NASA HIMAT: Characterizing future changes in glacier melt, snow melt, and regional runoff to inform adaptation decisions in high mountain dependent economies

The Himalaya, Hindu-Kush, and Karakoram mountain ranges form the greatest band of mountains on the planet.  The balance of this water cycle is changing, and the current and future state of glaciers and rivers that provide the bulk of usable water in this sensitive ecosystem is highly uncertain.  By working directly with the people of HMA, we maximize the power of NASA’s earth observations to improve societal outcomes.

To that end, we will 1) use Planet, Sentinel-2, and Landsat imagery to estimate discharge in high mountain proglacial rivers in Nepal, and use glacier models to constrain the relative contribution of ice melt to river discharge across all of HMA; 2) develop projections of climate change and its impact on water resources for Nepal informed by our remote sensing output and using climate stress testing and deep uncertainty framework pioneered by our team members; and, 3) co-develop with Nepal water and energy authorities a Himalayan futures scenario analysis platform based on the decision scaling framework and informed by the advances in scientific understanding learned here and across GMELT. The platform will enable development scenarios to be evaluated in view of climate changes, and we envision generalizable applicability across HMA.

Charting a Resilient Future for the Rio Grande

The future of the Rio Grande hinges on shared commitment by those who depend on it to embrace change at home, on farms, in cities, and at the state and national levels.
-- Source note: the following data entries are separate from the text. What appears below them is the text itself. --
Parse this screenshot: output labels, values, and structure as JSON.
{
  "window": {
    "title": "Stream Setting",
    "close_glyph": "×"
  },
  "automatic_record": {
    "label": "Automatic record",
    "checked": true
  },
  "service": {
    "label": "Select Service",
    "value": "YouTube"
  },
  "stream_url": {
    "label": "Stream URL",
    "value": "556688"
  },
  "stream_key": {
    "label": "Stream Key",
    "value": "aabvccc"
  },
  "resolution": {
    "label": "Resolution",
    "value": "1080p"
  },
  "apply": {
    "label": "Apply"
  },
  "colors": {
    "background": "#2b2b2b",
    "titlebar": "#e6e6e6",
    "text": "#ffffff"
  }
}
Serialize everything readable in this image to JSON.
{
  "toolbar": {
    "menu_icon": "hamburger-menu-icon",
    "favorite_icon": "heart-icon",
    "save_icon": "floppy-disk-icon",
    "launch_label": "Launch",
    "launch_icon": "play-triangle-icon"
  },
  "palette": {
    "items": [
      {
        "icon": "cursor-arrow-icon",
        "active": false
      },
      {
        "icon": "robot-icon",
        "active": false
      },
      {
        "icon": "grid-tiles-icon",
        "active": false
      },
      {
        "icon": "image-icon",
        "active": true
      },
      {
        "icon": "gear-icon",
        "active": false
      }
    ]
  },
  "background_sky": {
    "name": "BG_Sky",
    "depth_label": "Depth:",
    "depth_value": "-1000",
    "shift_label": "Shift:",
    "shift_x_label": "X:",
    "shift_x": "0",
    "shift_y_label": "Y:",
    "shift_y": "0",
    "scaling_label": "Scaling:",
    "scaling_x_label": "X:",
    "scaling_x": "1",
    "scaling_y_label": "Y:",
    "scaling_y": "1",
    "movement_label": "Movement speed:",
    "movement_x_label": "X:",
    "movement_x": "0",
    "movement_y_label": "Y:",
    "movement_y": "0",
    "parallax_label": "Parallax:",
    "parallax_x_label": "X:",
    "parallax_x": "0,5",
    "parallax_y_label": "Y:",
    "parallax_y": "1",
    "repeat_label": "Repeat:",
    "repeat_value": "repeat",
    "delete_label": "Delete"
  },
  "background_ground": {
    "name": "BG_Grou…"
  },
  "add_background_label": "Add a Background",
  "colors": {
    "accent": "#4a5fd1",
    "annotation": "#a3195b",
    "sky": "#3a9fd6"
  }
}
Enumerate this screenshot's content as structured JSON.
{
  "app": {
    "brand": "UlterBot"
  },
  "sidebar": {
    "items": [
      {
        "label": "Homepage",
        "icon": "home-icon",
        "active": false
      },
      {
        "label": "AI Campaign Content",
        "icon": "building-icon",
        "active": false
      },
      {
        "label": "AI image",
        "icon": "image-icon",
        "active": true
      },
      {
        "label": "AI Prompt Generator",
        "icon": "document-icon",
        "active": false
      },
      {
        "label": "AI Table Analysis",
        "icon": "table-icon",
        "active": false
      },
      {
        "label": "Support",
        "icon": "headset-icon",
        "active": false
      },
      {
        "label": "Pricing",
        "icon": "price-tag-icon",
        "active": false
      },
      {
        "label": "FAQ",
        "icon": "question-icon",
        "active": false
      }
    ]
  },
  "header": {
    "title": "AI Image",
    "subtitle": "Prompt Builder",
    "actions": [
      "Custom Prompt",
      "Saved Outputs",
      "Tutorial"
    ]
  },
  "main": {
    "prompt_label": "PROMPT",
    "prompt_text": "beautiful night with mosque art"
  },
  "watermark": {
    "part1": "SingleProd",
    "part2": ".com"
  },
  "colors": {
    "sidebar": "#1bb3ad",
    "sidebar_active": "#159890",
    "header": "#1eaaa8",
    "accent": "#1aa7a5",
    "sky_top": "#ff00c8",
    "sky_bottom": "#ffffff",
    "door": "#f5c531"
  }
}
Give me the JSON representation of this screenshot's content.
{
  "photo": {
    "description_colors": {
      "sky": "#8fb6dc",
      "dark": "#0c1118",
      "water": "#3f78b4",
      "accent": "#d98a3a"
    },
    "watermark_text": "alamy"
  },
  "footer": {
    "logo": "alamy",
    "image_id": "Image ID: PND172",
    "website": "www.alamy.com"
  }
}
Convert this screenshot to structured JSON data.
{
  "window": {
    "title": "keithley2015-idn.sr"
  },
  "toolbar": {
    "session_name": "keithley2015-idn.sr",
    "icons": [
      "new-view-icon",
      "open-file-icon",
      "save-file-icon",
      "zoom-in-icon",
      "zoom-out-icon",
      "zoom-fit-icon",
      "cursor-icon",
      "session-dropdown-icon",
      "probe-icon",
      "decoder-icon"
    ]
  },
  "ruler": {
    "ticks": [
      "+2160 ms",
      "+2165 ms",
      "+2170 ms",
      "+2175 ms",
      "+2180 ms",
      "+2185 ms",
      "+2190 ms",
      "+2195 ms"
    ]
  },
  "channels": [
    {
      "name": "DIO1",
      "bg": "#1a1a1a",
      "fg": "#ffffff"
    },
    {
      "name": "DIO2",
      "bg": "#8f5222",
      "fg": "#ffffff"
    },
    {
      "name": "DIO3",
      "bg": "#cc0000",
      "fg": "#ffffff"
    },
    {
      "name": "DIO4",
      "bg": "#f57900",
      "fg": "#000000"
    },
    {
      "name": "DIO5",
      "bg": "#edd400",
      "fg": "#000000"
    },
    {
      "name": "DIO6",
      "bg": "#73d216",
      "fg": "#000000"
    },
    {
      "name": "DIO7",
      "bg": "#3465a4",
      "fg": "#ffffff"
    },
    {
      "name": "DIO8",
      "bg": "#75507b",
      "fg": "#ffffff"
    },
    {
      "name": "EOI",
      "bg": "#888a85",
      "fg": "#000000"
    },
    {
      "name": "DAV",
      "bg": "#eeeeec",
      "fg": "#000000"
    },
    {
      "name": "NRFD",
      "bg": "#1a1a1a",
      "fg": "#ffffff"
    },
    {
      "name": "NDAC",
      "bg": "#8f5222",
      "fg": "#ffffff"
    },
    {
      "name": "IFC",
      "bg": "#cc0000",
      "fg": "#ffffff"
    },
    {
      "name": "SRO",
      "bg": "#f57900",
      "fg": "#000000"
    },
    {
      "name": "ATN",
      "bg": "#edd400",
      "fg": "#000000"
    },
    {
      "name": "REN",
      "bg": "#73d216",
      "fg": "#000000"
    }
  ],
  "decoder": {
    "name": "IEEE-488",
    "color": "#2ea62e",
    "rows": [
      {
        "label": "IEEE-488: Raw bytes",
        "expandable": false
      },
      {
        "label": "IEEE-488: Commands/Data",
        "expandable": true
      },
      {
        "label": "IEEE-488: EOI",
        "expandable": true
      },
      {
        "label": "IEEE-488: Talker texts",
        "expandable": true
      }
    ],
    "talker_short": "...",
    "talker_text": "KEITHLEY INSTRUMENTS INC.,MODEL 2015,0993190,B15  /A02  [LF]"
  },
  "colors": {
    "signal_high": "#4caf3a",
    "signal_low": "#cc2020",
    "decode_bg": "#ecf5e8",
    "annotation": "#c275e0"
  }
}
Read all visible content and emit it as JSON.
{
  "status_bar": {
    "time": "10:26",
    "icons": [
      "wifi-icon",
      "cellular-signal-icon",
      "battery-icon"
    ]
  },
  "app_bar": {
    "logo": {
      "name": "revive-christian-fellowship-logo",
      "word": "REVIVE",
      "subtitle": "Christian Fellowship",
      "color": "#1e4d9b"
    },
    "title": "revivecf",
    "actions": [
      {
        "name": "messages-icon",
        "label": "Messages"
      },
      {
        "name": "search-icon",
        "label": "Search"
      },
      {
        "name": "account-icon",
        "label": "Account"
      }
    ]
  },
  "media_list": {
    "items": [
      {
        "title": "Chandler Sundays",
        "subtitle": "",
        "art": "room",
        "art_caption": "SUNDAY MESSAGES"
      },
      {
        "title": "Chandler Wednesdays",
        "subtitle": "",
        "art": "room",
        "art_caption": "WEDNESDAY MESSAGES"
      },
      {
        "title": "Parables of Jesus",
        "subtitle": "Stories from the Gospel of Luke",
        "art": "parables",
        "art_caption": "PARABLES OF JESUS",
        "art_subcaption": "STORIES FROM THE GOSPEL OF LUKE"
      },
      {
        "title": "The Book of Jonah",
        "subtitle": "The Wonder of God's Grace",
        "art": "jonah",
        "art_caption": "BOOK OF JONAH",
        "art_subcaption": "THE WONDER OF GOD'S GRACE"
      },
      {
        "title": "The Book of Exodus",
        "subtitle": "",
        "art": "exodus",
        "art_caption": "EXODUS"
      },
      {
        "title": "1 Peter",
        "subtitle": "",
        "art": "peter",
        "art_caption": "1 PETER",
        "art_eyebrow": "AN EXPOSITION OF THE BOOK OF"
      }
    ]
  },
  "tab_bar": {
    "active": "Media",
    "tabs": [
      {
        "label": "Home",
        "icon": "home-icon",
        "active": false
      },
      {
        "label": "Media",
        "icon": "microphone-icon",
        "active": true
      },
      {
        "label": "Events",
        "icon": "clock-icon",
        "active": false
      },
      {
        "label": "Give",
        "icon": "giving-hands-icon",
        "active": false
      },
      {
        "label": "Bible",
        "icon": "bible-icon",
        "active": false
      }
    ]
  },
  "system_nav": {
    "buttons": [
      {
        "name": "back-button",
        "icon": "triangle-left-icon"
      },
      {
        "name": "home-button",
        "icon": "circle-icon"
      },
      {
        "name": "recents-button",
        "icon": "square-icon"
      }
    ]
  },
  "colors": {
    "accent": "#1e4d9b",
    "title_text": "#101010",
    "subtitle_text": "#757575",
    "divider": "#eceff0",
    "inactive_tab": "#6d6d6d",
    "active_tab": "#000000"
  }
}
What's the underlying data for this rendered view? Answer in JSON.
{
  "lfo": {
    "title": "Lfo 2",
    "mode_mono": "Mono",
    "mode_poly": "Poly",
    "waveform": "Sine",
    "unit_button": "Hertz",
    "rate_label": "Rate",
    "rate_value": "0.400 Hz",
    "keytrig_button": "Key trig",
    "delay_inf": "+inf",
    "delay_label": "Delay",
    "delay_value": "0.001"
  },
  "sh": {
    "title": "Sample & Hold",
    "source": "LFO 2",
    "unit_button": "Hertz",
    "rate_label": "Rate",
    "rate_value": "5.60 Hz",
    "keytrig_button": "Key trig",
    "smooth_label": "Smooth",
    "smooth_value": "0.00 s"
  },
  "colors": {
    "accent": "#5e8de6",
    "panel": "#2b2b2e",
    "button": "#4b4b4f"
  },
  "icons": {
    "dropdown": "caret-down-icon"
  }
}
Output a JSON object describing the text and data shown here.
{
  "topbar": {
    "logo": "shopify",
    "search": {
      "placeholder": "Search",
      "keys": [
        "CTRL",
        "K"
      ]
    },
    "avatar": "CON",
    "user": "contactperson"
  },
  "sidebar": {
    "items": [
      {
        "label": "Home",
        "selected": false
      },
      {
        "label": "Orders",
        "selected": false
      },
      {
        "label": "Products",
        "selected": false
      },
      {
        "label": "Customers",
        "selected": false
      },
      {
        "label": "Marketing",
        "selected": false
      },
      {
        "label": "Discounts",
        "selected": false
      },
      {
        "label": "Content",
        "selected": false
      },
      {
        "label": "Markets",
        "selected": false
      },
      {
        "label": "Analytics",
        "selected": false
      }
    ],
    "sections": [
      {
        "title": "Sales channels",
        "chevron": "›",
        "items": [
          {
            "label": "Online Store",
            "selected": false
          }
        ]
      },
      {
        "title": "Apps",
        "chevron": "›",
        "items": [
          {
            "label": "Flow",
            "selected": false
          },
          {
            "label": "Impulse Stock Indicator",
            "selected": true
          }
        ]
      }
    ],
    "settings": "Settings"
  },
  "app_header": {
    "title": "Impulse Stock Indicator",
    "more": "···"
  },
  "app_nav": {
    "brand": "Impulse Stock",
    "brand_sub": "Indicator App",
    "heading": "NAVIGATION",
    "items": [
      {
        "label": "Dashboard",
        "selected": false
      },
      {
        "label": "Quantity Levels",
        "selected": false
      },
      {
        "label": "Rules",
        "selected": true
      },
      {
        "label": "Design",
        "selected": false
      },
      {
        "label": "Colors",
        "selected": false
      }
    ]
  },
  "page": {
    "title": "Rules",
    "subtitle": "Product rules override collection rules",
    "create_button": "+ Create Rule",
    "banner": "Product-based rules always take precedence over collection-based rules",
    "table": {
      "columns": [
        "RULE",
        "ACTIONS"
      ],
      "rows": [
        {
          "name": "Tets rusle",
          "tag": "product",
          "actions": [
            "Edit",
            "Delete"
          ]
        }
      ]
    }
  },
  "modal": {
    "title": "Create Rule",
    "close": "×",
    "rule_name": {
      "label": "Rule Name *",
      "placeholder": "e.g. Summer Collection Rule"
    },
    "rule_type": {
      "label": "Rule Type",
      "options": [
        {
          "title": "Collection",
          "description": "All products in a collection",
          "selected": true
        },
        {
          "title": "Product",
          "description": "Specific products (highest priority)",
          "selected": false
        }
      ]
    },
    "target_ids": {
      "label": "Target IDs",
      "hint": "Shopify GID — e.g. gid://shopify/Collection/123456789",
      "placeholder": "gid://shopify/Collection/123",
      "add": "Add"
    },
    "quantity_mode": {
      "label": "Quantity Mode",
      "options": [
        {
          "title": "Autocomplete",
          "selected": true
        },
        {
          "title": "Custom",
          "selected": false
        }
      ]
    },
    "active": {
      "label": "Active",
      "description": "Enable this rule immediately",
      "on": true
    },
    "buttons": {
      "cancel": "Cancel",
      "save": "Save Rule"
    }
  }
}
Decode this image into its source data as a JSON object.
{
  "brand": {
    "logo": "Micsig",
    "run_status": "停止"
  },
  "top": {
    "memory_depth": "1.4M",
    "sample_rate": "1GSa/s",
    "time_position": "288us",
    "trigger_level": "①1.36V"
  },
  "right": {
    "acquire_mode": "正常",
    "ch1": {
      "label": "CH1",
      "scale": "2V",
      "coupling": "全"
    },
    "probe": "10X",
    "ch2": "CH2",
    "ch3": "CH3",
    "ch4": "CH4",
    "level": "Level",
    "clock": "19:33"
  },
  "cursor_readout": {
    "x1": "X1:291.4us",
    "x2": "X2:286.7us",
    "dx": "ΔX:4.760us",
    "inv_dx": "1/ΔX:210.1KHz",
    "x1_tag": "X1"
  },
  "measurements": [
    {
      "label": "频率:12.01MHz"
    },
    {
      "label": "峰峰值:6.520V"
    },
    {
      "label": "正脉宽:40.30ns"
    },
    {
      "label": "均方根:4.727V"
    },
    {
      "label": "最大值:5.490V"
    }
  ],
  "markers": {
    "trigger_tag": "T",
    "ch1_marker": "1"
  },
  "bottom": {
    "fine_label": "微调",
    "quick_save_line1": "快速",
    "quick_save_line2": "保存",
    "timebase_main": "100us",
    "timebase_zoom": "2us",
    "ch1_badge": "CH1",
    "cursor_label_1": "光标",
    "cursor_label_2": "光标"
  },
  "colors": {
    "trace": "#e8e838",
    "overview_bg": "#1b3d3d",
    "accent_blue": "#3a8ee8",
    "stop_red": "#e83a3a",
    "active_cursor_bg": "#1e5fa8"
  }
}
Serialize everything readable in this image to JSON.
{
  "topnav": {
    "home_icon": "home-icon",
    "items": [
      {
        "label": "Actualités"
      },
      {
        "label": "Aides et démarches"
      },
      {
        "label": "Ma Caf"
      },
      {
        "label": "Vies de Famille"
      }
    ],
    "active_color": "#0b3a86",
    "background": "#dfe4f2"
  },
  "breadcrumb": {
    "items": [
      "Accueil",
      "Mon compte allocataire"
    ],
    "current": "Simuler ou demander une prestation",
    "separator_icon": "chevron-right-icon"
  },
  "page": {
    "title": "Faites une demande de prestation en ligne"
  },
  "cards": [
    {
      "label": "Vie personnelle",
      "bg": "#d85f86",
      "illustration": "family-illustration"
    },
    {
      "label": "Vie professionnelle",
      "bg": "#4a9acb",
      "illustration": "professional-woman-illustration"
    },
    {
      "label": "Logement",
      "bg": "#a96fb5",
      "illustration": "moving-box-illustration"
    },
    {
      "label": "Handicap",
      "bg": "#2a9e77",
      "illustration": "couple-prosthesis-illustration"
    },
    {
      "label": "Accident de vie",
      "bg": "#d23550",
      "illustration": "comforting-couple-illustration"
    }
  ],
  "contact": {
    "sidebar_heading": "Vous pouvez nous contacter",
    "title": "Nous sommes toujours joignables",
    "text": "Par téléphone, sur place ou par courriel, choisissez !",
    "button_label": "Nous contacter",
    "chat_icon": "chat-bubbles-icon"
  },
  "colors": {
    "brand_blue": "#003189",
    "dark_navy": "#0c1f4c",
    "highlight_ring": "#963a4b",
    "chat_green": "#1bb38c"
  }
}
Given the precarious state of the river and rapidly changing climate, these changes must be swift and strategic—and provide a basin-wide perspective that establishes water availability, natural resource conditions, and trends at a broad scale—along with smart responses to the basin’s daunting issues.  In this project we partner with WWF, the Univ of Maryland Center for Environmental Studies (UMCES), and the Audubon Society to assess options to improve the resilience of the Rio Grande.

Partnership to Address Climate Uncertainty in Cost Benefit Analysis

In this project we are partnering with the Millennium Challenge Corporation to create a project review process that incorporates consideration of the need for adaptation to climate change, using the principles of Decision Making under Deep Uncertainty.

SFPUC Long Term Vulnerability Assessment and Planning

We are partnering with the San Francisco Public Utilities Commission to assess the vulnerability of the system to climate change and other long term uncertainties, including demographic change and financial uncertainties.  The study is being conducted in close collaboration with analysts with SF Water. 

Water Supply Augmentation Strategy (WSAS) for Santa Cruz Water Department

The city of Santa Cruz faces important questions regarding its water future.  Already one of the lowest per capita water users in the nation, climate change threatens to reduce their supply further. In this study we will use advanced analytics to evaluate possible solutions, including aquifer storage and recovery, and climate adaptation to their challenging future.

Completed Projects

We have a constantly changing portfolio of research projects including basic science projects funded by NSF, NOAA, NASA and DOD SERDP, and applied projects funded by partners such as the World Bank, California Department of Water Resources, and various municipalities. You can learn more about some of those here.

Completed Projects

Paraphernalia (aka Tools)

We often create new analytical tools in our research and like to share them.  The latest can be found here.